Working from the records beneath this line, reproduce each one exactly.

·····

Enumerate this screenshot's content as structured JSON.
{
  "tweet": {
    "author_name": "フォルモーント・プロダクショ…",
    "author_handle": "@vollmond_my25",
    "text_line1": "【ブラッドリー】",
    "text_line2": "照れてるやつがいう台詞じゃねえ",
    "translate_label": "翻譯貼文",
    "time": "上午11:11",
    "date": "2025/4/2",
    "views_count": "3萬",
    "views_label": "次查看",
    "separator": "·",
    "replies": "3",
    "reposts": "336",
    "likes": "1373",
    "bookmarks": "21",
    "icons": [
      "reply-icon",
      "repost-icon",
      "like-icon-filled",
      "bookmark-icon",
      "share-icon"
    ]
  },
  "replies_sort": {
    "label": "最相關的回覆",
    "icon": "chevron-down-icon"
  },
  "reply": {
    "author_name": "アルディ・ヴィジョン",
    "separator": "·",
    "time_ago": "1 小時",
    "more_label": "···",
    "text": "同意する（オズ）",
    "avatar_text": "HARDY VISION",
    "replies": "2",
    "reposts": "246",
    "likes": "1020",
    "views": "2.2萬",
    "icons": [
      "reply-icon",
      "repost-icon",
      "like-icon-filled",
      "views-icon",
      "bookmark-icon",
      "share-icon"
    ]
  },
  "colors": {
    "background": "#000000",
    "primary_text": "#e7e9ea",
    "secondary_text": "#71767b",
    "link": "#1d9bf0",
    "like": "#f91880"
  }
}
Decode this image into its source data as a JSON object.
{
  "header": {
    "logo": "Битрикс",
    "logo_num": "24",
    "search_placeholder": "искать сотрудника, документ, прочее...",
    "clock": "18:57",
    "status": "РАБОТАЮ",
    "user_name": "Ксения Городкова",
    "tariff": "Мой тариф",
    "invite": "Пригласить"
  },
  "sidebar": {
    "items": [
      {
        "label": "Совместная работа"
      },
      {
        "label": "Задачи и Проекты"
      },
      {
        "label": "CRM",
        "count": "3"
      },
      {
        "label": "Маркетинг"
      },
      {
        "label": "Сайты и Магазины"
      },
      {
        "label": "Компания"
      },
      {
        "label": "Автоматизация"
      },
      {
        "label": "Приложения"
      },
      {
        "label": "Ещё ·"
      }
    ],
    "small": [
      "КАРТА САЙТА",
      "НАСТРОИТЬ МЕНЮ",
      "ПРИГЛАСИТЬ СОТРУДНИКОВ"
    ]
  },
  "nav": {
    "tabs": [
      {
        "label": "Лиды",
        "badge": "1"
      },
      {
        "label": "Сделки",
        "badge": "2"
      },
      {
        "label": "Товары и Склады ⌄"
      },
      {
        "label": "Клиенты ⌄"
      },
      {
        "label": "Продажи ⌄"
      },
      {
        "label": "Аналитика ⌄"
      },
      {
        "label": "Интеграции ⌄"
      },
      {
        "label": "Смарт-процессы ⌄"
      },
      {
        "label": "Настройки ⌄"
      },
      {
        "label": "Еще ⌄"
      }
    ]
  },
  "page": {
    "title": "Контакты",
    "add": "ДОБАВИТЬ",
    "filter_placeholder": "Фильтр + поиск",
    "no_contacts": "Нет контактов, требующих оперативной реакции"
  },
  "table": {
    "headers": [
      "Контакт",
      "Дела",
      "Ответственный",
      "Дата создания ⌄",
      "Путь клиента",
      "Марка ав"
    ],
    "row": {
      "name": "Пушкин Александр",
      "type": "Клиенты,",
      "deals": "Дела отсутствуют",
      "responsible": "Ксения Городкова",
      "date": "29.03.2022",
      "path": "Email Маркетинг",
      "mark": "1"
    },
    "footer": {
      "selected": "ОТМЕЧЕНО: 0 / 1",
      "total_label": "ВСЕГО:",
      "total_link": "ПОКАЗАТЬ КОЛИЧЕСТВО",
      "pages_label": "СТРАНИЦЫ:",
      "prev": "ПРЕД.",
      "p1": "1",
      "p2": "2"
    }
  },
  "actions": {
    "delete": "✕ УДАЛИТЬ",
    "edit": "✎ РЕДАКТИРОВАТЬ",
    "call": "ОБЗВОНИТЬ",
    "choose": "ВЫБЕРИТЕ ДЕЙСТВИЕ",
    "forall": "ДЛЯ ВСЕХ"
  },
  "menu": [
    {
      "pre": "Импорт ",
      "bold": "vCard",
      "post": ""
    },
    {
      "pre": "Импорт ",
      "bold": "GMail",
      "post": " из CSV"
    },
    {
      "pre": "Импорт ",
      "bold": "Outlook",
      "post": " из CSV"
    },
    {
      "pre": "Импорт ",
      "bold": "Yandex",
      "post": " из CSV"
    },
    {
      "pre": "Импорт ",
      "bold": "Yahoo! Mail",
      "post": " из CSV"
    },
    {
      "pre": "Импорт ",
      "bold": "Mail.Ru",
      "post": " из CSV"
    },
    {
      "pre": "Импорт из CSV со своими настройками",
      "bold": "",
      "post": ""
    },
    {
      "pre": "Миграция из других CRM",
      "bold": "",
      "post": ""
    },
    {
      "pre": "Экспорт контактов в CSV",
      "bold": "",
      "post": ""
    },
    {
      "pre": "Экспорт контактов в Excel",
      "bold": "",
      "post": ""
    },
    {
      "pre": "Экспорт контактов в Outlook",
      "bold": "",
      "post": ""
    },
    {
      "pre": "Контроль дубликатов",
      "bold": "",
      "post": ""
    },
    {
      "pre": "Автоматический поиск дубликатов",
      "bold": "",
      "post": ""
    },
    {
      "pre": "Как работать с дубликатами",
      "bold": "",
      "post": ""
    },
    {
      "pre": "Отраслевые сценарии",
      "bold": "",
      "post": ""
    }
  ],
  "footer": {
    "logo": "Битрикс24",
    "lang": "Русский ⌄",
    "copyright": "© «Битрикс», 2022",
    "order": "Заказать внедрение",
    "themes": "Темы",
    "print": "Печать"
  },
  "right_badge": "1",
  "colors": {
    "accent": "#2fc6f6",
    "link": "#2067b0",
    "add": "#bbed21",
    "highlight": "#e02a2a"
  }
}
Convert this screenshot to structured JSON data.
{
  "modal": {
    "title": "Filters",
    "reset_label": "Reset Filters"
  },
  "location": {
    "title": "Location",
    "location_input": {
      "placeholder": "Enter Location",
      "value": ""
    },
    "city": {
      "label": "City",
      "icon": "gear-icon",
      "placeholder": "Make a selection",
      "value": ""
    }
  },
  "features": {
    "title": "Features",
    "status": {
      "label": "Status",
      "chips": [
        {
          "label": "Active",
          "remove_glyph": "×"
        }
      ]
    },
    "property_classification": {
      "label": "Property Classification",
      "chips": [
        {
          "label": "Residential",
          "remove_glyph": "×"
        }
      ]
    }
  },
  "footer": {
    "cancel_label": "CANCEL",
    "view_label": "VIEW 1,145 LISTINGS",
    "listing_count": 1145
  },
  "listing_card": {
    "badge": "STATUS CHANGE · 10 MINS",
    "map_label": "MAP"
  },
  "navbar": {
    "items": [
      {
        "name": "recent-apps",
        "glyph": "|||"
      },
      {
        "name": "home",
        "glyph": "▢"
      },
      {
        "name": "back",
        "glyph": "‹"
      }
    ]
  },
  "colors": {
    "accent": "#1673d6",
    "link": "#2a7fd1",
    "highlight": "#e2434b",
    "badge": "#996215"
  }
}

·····

## [OUTPUT OF THE TASK]
Enumerate this screenshot's content as structured JSON.
{
  "tweet": {
    "author_name": "フォルモーント・プロダクショ…",
    "author_handle": "@vollmond_my25",
    "text_line1": "【ブラッドリー】",
    "text_line2": "照れてるやつがいう台詞じゃねえ",
    "translate_label": "翻譯貼文",
    "time": "上午11:11",
    "date": "2025/4/2",
    "views_count": "3萬",
    "views_label": "次查看",
    "separator": "·",
    "replies": "3",
    "reposts": "336",
    "likes": "1373",
    "bookmarks": "21",
    "icons": [
      "reply-icon",
      "repost-icon",
      "like-icon-filled",
      "bookmark-icon",
      "share-icon"
    ]
  },
  "replies_sort": {
    "label": "最相關的回覆",
    "icon": "chevron-down-icon"
  },
  "reply": {
    "author_name": "アルディ・ヴィジョン",
    "separator": "·",
    "time_ago": "1 小時",
    "more_label": "···",
    "text": "同意する（オズ）",
    "avatar_text": "HARDY VISION",
    "replies": "2",
    "reposts": "246",
    "likes": "1020",
    "views": "2.2萬",
    "icons": [
      "reply-icon",
      "repost-icon",
      "like-icon-filled",
      "views-icon",
      "bookmark-icon",
      "share-icon"
    ]
  },
  "colors": {
    "background": "#000000",
    "primary_text": "#e7e9ea",
    "secondary_text": "#71767b",
    "link": "#1d9bf0",
    "like": "#f91880"
  }
}
Decode this image into its source data as a JSON object.
{
  "header": {
    "logo": "Битрикс",
    "logo_num": "24",
    "search_placeholder": "искать сотрудника, документ, прочее...",
    "clock": "18:57",
    "status": "РАБОТАЮ",
    "user_name": "Ксения Городкова",
    "tariff": "Мой тариф",
    "invite": "Пригласить"
  },
  "sidebar": {
    "items": [
      {
        "label": "Совместная работа"
      },
      {
        "label": "Задачи и Проекты"
      },
      {
        "label": "CRM",
        "count": "3"
      },
      {
        "label": "Маркетинг"
      },
      {
        "label": "Сайты и Магазины"
      },
      {
        "label": "Компания"
      },
      {
        "label": "Автоматизация"
      },
      {
        "label": "Приложения"
      },
      {
        "label": "Ещё ·"
      }
    ],
    "small": [
      "КАРТА САЙТА",
      "НАСТРОИТЬ МЕНЮ",
      "ПРИГЛАСИТЬ СОТРУДНИКОВ"
    ]
  },
  "nav": {
    "tabs": [
      {
        "label": "Лиды",
        "badge": "1"
      },
      {
        "label": "Сделки",
        "badge": "2"
      },
      {
        "label": "Товары и Склады ⌄"
      },
      {
        "label": "Клиенты ⌄"
      },
      {
        "label": "Продажи ⌄"
      },
      {
        "label": "Аналитика ⌄"
      },
      {
        "label": "Интеграции ⌄"
      },
      {
        "label": "Смарт-процессы ⌄"
      },
      {
        "label": "Настройки ⌄"
      },
      {
        "label": "Еще ⌄"
      }
    ]
  },
  "page": {
    "title": "Контакты",
    "add": "ДОБАВИТЬ",
    "filter_placeholder": "Фильтр + поиск",
    "no_contacts": "Нет контактов, требующих оперативной реакции"
  },
  "table": {
    "headers": [
      "Контакт",
      "Дела",
      "Ответственный",
      "Дата создания ⌄",
      "Путь клиента",
      "Марка ав"
    ],
    "row": {
      "name": "Пушкин Александр",
      "type": "Клиенты,",
      "deals": "Дела отсутствуют",
      "responsible": "Ксения Городкова",
      "date": "29.03.2022",
      "path": "Email Маркетинг",
      "mark": "1"
    },
    "footer": {
      "selected": "ОТМЕЧЕНО: 0 / 1",
      "total_label": "ВСЕГО:",
      "total_link": "ПОКАЗАТЬ КОЛИЧЕСТВО",
      "pages_label": "СТРАНИЦЫ:",
      "prev": "ПРЕД.",
      "p1": "1",
      "p2": "2"
    }
  },
  "actions": {
    "delete": "✕ УДАЛИТЬ",
    "edit": "✎ РЕДАКТИРОВАТЬ",
    "call": "ОБЗВОНИТЬ",
    "choose": "ВЫБЕРИТЕ ДЕЙСТВИЕ",
    "forall": "ДЛЯ ВСЕХ"
  },
  "menu": [
    {
      "pre": "Импорт ",
      "bold": "vCard",
      "post": ""
    },
    {
      "pre": "Импорт ",
      "bold": "GMail",
      "post": " из CSV"
    },
    {
      "pre": "Импорт ",
      "bold": "Outlook",
      "post": " из CSV"
    },
    {
      "pre": "Импорт ",
      "bold": "Yandex",
      "post": " из CSV"
    },
    {
      "pre": "Импорт ",
      "bold": "Yahoo! Mail",
      "post": " из CSV"
    },
    {
      "pre": "Импорт ",
      "bold": "Mail.Ru",
      "post": " из CSV"
    },
    {
      "pre": "Импорт из CSV со своими настройками",
      "bold": "",
      "post": ""
    },
    {
      "pre": "Миграция из других CRM",
      "bold": "",
      "post": ""
    },
    {
      "pre": "Экспорт контактов в CSV",
      "bold": "",
      "post": ""
    },
    {
      "pre": "Экспорт контактов в Excel",
      "bold": "",
      "post": ""
    },
    {
      "pre": "Экспорт контактов в Outlook",
      "bold": "",
      "post": ""
    },
    {
      "pre": "Контроль дубликатов",
      "bold": "",
      "post": ""
    },
    {
      "pre": "Автоматический поиск дубликатов",
      "bold": "",
      "post": ""
    },
    {
      "pre": "Как работать с дубликатами",
      "bold": "",
      "post": ""
    },
    {
      "pre": "Отраслевые сценарии",
      "bold": "",
      "post": ""
    }
  ],
  "footer": {
    "logo": "Битрикс24",
    "lang": "Русский ⌄",
    "copyright": "© «Битрикс», 2022",
    "order": "Заказать внедрение",
    "themes": "Темы",
    "print": "Печать"
  },
  "right_badge": "1",
  "colors": {
    "accent": "#2fc6f6",
    "link": "#2067b0",
    "add": "#bbed21",
    "highlight": "#e02a2a"
  }
}
Convert this screenshot to structured JSON data.
{
  "modal": {
    "title": "Filters",
    "reset_label": "Reset Filters"
  },
  "location": {
    "title": "Location",
    "location_input": {
      "placeholder": "Enter Location",
      "value": ""
    },
    "city": {
      "label": "City",
      "icon": "gear-icon",
      "placeholder": "Make a selection",
      "value": ""
    }
  },
  "features": {
    "title": "Features",
    "status": {
      "label": "Status",
      "chips": [
        {
          "label": "Active",
          "remove_glyph": "×"
        }
      ]
    },
    "property_classification": {
      "label": "Property Classification",
      "chips": [
        {
          "label": "Residential",
          "remove_glyph": "×"
        }
      ]
    }
  },
  "footer": {
    "cancel_label": "CANCEL",
    "view_label": "VIEW 1,145 LISTINGS",
    "listing_count": 1145
  },
  "listing_card": {
    "badge": "STATUS CHANGE · 10 MINS",
    "map_label": "MAP"
  },
  "navbar": {
    "items": [
      {
        "name": "recent-apps",
        "glyph": "|||"
      },
      {
        "name": "home",
        "glyph": "▢"
      },
      {
        "name": "back",
        "glyph": "‹"
      }
    ]
  },
  "colors": {
    "accent": "#1673d6",
    "link": "#2a7fd1",
    "highlight": "#e2434b",
    "badge": "#996215"
  }
}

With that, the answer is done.